Last week, I posted my intent to port the Tornado web framework to Python 3. Not only have I done that (sort of), but I’ve hacked it to pieces; soon it will be unrecognizable to the original developers, and possibly, to me!
It didn’t take long to get the Hello World example included with Tornado running. Quite a bit more work was the blog demo, but I now have the template, auth, and httpclient modules working, along with the core modules for a working async server. I was able to log into my example blog with my google account, compose some entries, view, and edit them, including the feed.
That doesn’t sound like much if you’re coding blog software for an existing framework (10 minutes in django, probably about 12 in web.py). But if you’re coding a web framework for existing blog software, it’s an accomplishment. I’m proud to have a “working” framework (even though it’s full of bugs and working just means “those things I’ve fixed”) for Python 3 in such a short amount of time.
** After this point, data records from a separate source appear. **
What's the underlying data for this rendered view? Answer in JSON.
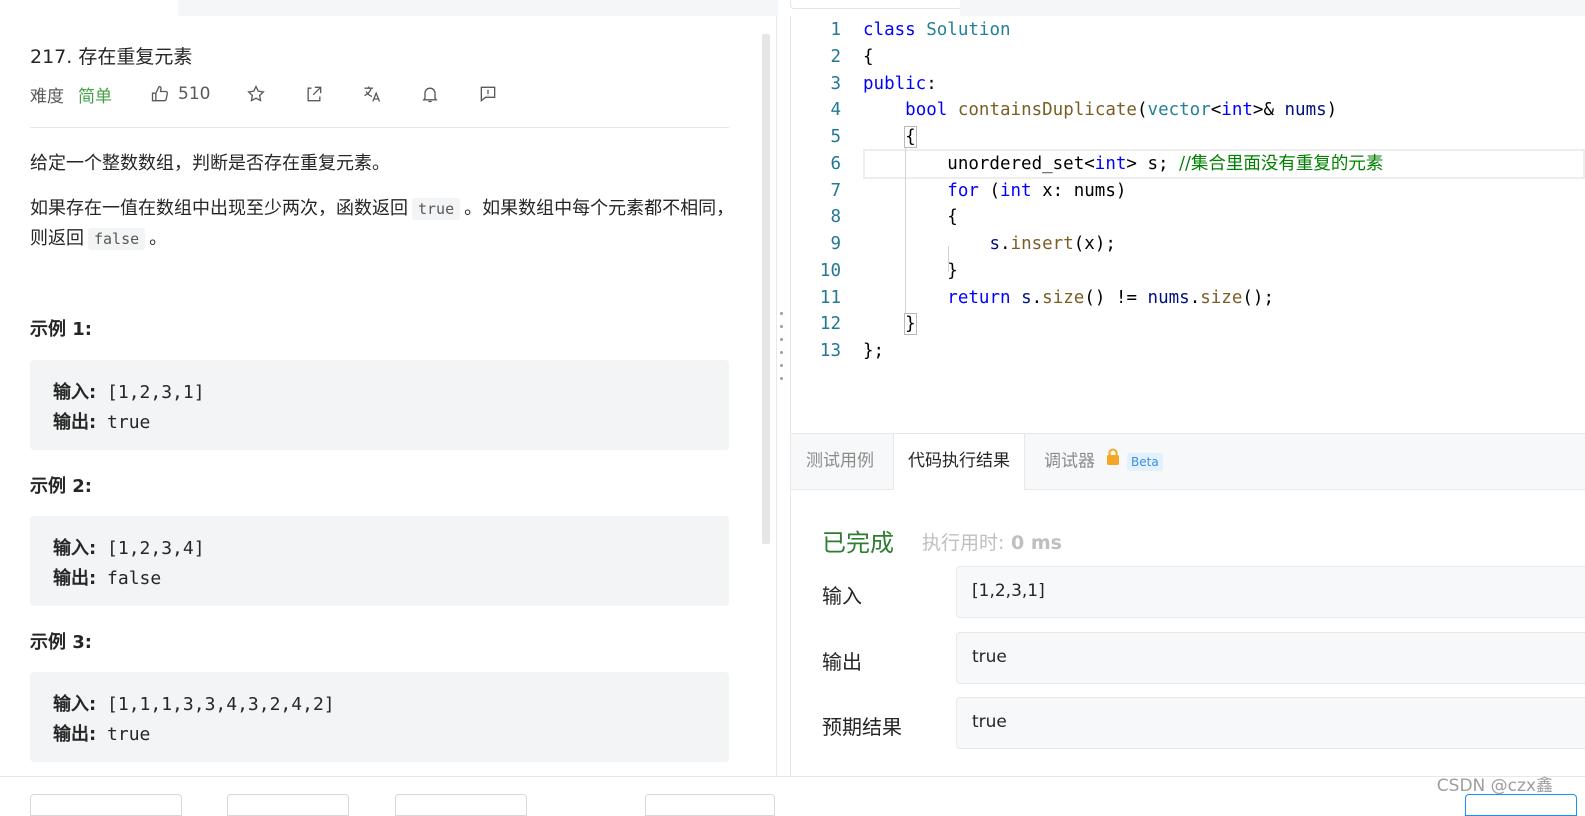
{
  "problem": {
    "title": "217. 存在重复元素",
    "difficulty_label": "难度",
    "difficulty": "简单",
    "likes": "510",
    "description_1": "给定一个整数数组，判断是否存在重复元素。",
    "description_2_a": "如果存在一值在数组中出现至少两次，函数返回",
    "description_2_code1": "true",
    "description_2_b": "。如果数组中每个元素都不相同，则返回",
    "description_2_code2": "false",
    "description_2_c": "。",
    "examples": [
      {
        "heading": "示例 1:",
        "input_label": "输入:",
        "input": " [1,2,3,1]",
        "output_label": "输出:",
        "output": " true"
      },
      {
        "heading": "示例 2:",
        "input_label": "输入:",
        "input": " [1,2,3,4]",
        "output_label": "输出:",
        "output": " false"
      },
      {
        "heading": "示例 3:",
        "input_label": "输入:",
        "input": " [1,1,1,3,3,4,3,2,4,2]",
        "output_label": "输出:",
        "output": " true"
      }
    ]
  },
  "toolbar_icons": [
    "thumbs-up-icon",
    "star-icon",
    "share-icon",
    "translate-icon",
    "bell-icon",
    "feedback-icon"
  ],
  "editor": {
    "line_numbers": [
      "1",
      "2",
      "3",
      "4",
      "5",
      "6",
      "7",
      "8",
      "9",
      "10",
      "11",
      "12",
      "13"
    ],
    "lines": [
      "class Solution",
      "{",
      "public:",
      "    bool containsDuplicate(vector<int>& nums)",
      "    {",
      "        unordered_set<int> s; //集合里面没有重复的元素",
      "        for (int x: nums)",
      "        {",
      "            s.insert(x);",
      "        }",
      "        return s.size() != nums.size();",
      "    }",
      "};"
    ]
  },
  "result_panel": {
    "tabs": [
      "测试用例",
      "代码执行结果",
      "调试器"
    ],
    "active_tab": "代码执行结果",
    "beta_label": "Beta",
    "status": "已完成",
    "time_label": "执行用时:",
    "time_value": " 0 ms",
    "input_label": "输入",
    "input_value": "[1,2,3,1]",
    "output_label": "输出",
    "output_value": "true",
    "expected_label": "预期结果",
    "expected_value": "true"
  },
  "watermark": "CSDN @czx鑫",
  "colors": {
    "easy": "#43a047",
    "done": "#2e7d32",
    "keyword": "#0000ff",
    "comment": "#008000",
    "line_number": "#237893"
  }
}
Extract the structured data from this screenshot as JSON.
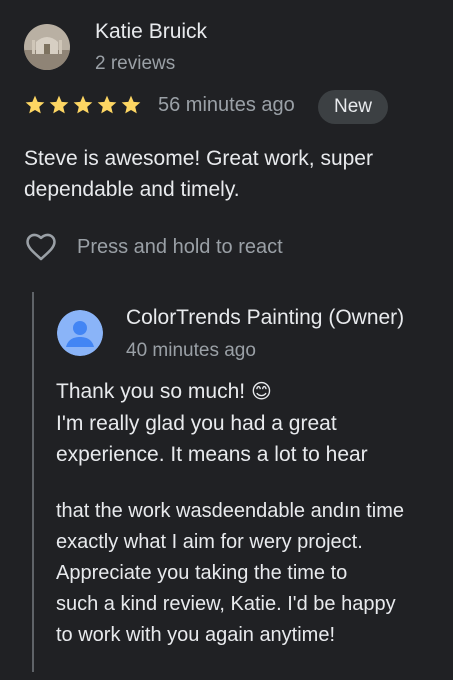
{
  "review": {
    "reviewer_name": "Katie Bruick",
    "reviewer_meta": "2 reviews",
    "rating": 5,
    "time": "56 minutes ago",
    "badge": "New",
    "text": "Steve is awesome! Great work, super dependable and timely.",
    "react_label": "Press and hold to react",
    "star_color": "#fdd663"
  },
  "reply": {
    "owner_name": "ColorTrends Painting (Owner)",
    "time": "40 minutes ago",
    "line1": "Thank you so much!",
    "emoji": "😊",
    "line2": "I'm really glad you had a great experience. It means a lot to hear",
    "lines_more": [
      "that the work wasdeendable andın time",
      "exactly what I aim for wery project.",
      "Appreciate you taking the time to",
      "such a kind review, Katie. I'd be happy",
      "to work with you again anytime!"
    ],
    "avatar_color": "#8ab4f8"
  }
}
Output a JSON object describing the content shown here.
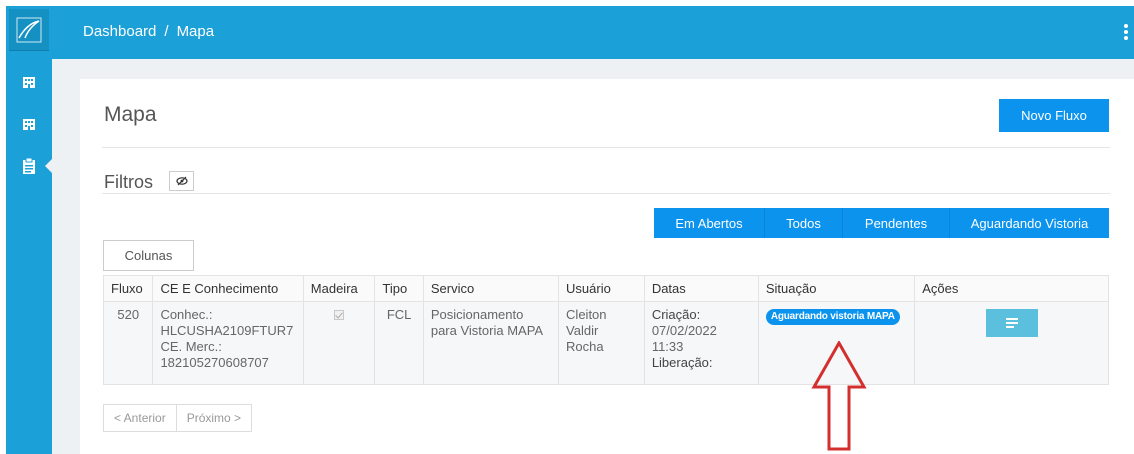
{
  "breadcrumb": {
    "home": "Dashboard",
    "separator": "/",
    "current": "Mapa"
  },
  "sidebar": {
    "items": [
      {
        "icon": "building-icon"
      },
      {
        "icon": "building-icon"
      },
      {
        "icon": "clipboard-icon",
        "active": true
      }
    ]
  },
  "page": {
    "title": "Mapa",
    "new_button": "Novo Fluxo"
  },
  "filters": {
    "label": "Filtros",
    "toggle_icon": "eye-slash-icon",
    "buttons": [
      "Em Abertos",
      "Todos",
      "Pendentes",
      "Aguardando Vistoria"
    ]
  },
  "columns_button": "Colunas",
  "table": {
    "headers": [
      "Fluxo",
      "CE E Conhecimento",
      "Madeira",
      "Tipo",
      "Servico",
      "Usuário",
      "Datas",
      "Situação",
      "Ações"
    ],
    "rows": [
      {
        "fluxo": "520",
        "ce_lines": [
          "Conhec.:",
          "HLCUSHA2109FTUR7",
          "CE. Merc.:",
          "182105270608707"
        ],
        "madeira_checked": true,
        "tipo": "FCL",
        "servico_lines": [
          "Posicionamento",
          "para Vistoria MAPA"
        ],
        "usuario_lines": [
          "Cleiton",
          "Valdir Rocha"
        ],
        "criacao_label": "Criação:",
        "criacao_value": "07/02/2022 11:33",
        "liberacao_label": "Liberação:",
        "situacao": "Aguardando vistoria MAPA"
      }
    ]
  },
  "pagination": {
    "prev": "< Anterior",
    "next": "Próximo >"
  },
  "colors": {
    "brand": "#1ba1d8",
    "primary_button": "#0b93ee",
    "info_button": "#5bc0de",
    "annotation_arrow": "#d32f2f"
  }
}
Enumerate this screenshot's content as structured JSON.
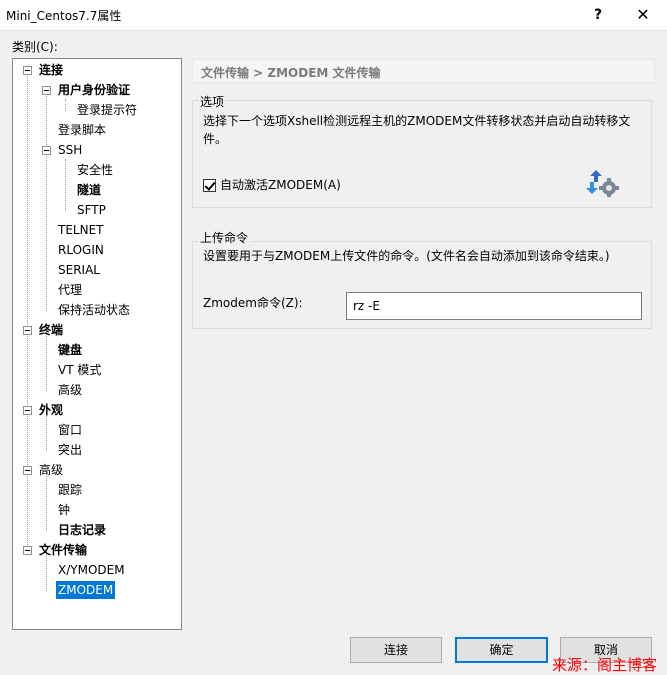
{
  "window": {
    "title": "Mini_Centos7.7属性",
    "help_label": "?",
    "close_label": "✕"
  },
  "category_label": "类别(C):",
  "tree": {
    "connection": "连接",
    "auth": "用户身份验证",
    "login_prompt": "登录提示符",
    "login_script": "登录脚本",
    "ssh": "SSH",
    "security": "安全性",
    "tunnel": "隧道",
    "sftp": "SFTP",
    "telnet": "TELNET",
    "rlogin": "RLOGIN",
    "serial": "SERIAL",
    "proxy": "代理",
    "keepalive": "保持活动状态",
    "terminal": "终端",
    "keyboard": "键盘",
    "vt_mode": "VT 模式",
    "advanced1": "高级",
    "appearance": "外观",
    "window": "窗口",
    "highlight": "突出",
    "advanced2": "高级",
    "trace": "跟踪",
    "bell": "钟",
    "logging": "日志记录",
    "file_transfer": "文件传输",
    "xymodem": "X/YMODEM",
    "zmodem": "ZMODEM"
  },
  "panel": {
    "breadcrumb": "文件传输 > ZMODEM 文件传输",
    "options_title": "选项",
    "options_desc_line1": "选择下一个选项Xshell检测远程主机的ZMODEM文件转移状态并启动自动转移文",
    "options_desc_line2": "件。",
    "auto_activate_label": "自动激活ZMODEM(A)",
    "auto_activate_checked": true,
    "upload_title": "上传命令",
    "upload_desc": "设置要用于与ZMODEM上传文件的命令。(文件名会自动添加到该命令结束。)",
    "zmodem_cmd_label": "Zmodem命令(Z):",
    "zmodem_cmd_value": "rz -E"
  },
  "buttons": {
    "connect": "连接",
    "ok": "确定",
    "cancel": "取消"
  },
  "watermark": "来源：阁主博客",
  "colors": {
    "selection": "#0078d7",
    "default_button_border": "#0078d7",
    "watermark": "#ff0000"
  }
}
I’ve named the project psyclone, a play on ‘tornado’ –> ‘cyclone,’ and the fact that Python projects oughta have a ‘p’ and ‘y’ in them somewhere. The code is on github for all to play with. Patches welcome!
I’m having a lot of fun with this project, so it’s taking more of my time than I ought to be devoting to it… on the positive side, it’s progressing rapidly!
- Go over the existing code and improve some of the rather messy unicode/str –> str/unicode hacks I had to make to get it working.
- Write some tests. (The Tornado team seems not to value tests.) I’ll use py.test and may need to write a test client.
- Write a session framework and auth framework; the current auth framework uses openID only; but I like a more local solution to be available as well.
- Consider writing an ORM. Likely, I’ll discard this idea, arguing that Judd was right to design a frameworkwith SQL only. The truth behind the argument will be laziness, of course.